A critical part of your preparation is to know your audience. Often, understanding the basic attributes that your audience members have in common will give you clues as to what sort of humor might work with them. For example, if you are talking to business people, workplace humor may likely strike a chord. If you are talking to moms, on the other hand, you might center your humor on keeping up with all the demands of home and family. Similarly, coaches and athletes would appreciate sports humor. You need to ask yourself, "What are the commonalities among these individuals that bring them all together to hear the same speech? What would be funny to this particular group of people?" The more you know about your audience, the better you''ll be able to connect with them. And the more you can bring yourself onto their turf, the more apt they will be to identify with you and to respond to your message. As the late Victor Borge once said, "Laughter is the shortest distance between two people."
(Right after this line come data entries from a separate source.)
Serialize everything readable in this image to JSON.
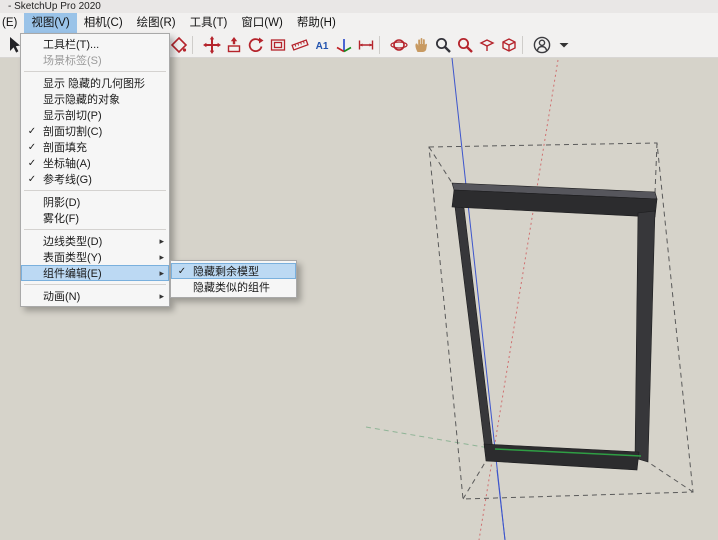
{
  "window": {
    "title": "- SketchUp Pro 2020"
  },
  "menubar": {
    "items": [
      {
        "label": "(E)"
      },
      {
        "label": "视图(V)",
        "active": true
      },
      {
        "label": "相机(C)"
      },
      {
        "label": "绘图(R)"
      },
      {
        "label": "工具(T)"
      },
      {
        "label": "窗口(W)"
      },
      {
        "label": "帮助(H)"
      }
    ]
  },
  "glyphs": {
    "check": "✓",
    "submenu_arrow": "▸"
  },
  "view_menu": {
    "items": [
      {
        "label": "工具栏(T)..."
      },
      {
        "label": "场景标签(S)",
        "disabled": true
      },
      {
        "separator": true
      },
      {
        "label": "显示 隐藏的几何图形"
      },
      {
        "label": "显示隐藏的对象"
      },
      {
        "label": "显示剖切(P)"
      },
      {
        "label": "剖面切割(C)",
        "checked": true
      },
      {
        "label": "剖面填充",
        "checked": true
      },
      {
        "label": "坐标轴(A)",
        "checked": true
      },
      {
        "label": "参考线(G)",
        "checked": true
      },
      {
        "separator": true
      },
      {
        "label": "阴影(D)"
      },
      {
        "label": "雾化(F)"
      },
      {
        "separator": true
      },
      {
        "label": "边线类型(D)",
        "submenu": true
      },
      {
        "label": "表面类型(Y)",
        "submenu": true
      },
      {
        "label": "组件编辑(E)",
        "submenu": true,
        "highlighted": true
      },
      {
        "separator": true
      },
      {
        "label": "动画(N)",
        "submenu": true
      }
    ]
  },
  "component_edit_submenu": {
    "items": [
      {
        "label": "隐藏剩余模型",
        "checked": true,
        "highlighted": true
      },
      {
        "label": "隐藏类似的组件",
        "checked": false
      }
    ]
  },
  "toolbar": {
    "icons": [
      {
        "name": "select-tool-button",
        "icon": "select-arrow-icon",
        "shape": "arrow",
        "color": "#222226"
      },
      {
        "name": "line-tool-button",
        "icon": "pencil-icon",
        "shape": "pencil",
        "color": "#b5242c"
      },
      {
        "name": "eraser-tool-button",
        "icon": "eraser-icon",
        "shape": "eraser",
        "color": "#b5242c"
      },
      {
        "separator": true
      },
      {
        "name": "rectangle-tool-button",
        "icon": "rectangle-icon",
        "shape": "rect",
        "color": "#b5242c"
      },
      {
        "name": "circle-tool-button",
        "icon": "circle-icon",
        "shape": "circle",
        "color": "#b5242c"
      },
      {
        "name": "arc-tool-button",
        "icon": "arc-icon",
        "shape": "arc",
        "color": "#b5242c"
      },
      {
        "name": "make-component-tool-button",
        "icon": "component-box-icon",
        "shape": "box",
        "color": "#b5242c"
      },
      {
        "name": "paint-bucket-tool-button",
        "icon": "paint-bucket-icon",
        "shape": "bucket",
        "color": "#b5242c"
      },
      {
        "separator": true
      },
      {
        "name": "move-tool-button",
        "icon": "move-cross-icon",
        "shape": "cross",
        "color": "#b5242c"
      },
      {
        "name": "push-pull-tool-button",
        "icon": "push-pull-icon",
        "shape": "pushpull",
        "color": "#b5242c"
      },
      {
        "name": "rotate-tool-button",
        "icon": "rotate-icon",
        "shape": "rotate",
        "color": "#b5242c"
      },
      {
        "name": "offset-tool-button",
        "icon": "offset-icon",
        "shape": "offset",
        "color": "#b5242c"
      },
      {
        "name": "tape-measure-tool-button",
        "icon": "ruler-icon",
        "shape": "ruler",
        "color": "#b5242c"
      },
      {
        "name": "text-tool-button",
        "icon": "text-a1-icon",
        "shape": "text",
        "color": "#2253ae",
        "label": "A1"
      },
      {
        "name": "axes-tool-button",
        "icon": "axes-icon",
        "shape": "axes",
        "color": "#b5242c"
      },
      {
        "name": "dimension-tool-button",
        "icon": "dimension-icon",
        "shape": "dimension",
        "color": "#b5242c"
      },
      {
        "separator": true
      },
      {
        "name": "orbit-tool-button",
        "icon": "orbit-icon",
        "shape": "orbit",
        "color": "#b5242c"
      },
      {
        "name": "pan-tool-button",
        "icon": "hand-icon",
        "shape": "hand",
        "color": "#c89a62"
      },
      {
        "name": "zoom-tool-button",
        "icon": "magnifier-icon",
        "shape": "magnifier",
        "color": "#33333a"
      },
      {
        "name": "zoom-extents-tool-button",
        "icon": "zoom-extents-icon",
        "shape": "magnifier",
        "color": "#b5242c"
      },
      {
        "name": "section-plane-tool-button",
        "icon": "section-plane-icon",
        "shape": "section",
        "color": "#b5242c"
      },
      {
        "name": "styles-tool-button",
        "icon": "styles-box-icon",
        "shape": "box",
        "color": "#b5242c"
      },
      {
        "separator": true
      },
      {
        "name": "account-button",
        "icon": "person-icon",
        "shape": "person",
        "color": "#3c3c40"
      },
      {
        "name": "toolbar-options-caret",
        "icon": "caret-down-icon",
        "shape": "caret",
        "color": "#333333"
      }
    ]
  },
  "viewport": {
    "background": "#d6d3ca",
    "axis_blue": "#3d55cc",
    "axis_red": "#cf7070",
    "axis_green": "#2f9e44",
    "axis_green_faint": "#8fb496",
    "selection_dash": "#5a5a5a",
    "model_face_dark": "#2c2c2e",
    "model_face_mid": "#37373a",
    "model_face_light": "#56565c"
  },
  "colors": {
    "menu_highlight": "#bcd9f3",
    "menubar_active": "#9ac3e8",
    "toolbar_red": "#b5242c"
  }
}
Sometimes humor will come to you off-the-cuff. This element of spontaneity can be very effective, but depending on the situation, it must often be planned for and implemented with care. This advice holds especially true when introducing a topic that you hope will really resonate with your audience by the end of your presentation. Spontaneous humor is an opportunity to gain instant rapport, one that should not be passed up. William Norwood Brigance wrote:
The humorous introduction needs careful handling. Humor is invaluable for establishing friendship with the audience. It also establishes a part of the speaker''s prestige, shows whether he is a sympathetic human being, a dull bore or a stuffed shirt. We might say that, as an operating rule, every speech, excepting on solemn or state occasions, needs humor at the start in order to establish rapport between speaker and audience.
Everyone persuades for a living. Whether you''re a sales professional, an entrepreneur, or a stay at home parent, you must convince others to your way of thinking. Find out more at www.PreWealth.com and get my free report "10 Costly Mistakes."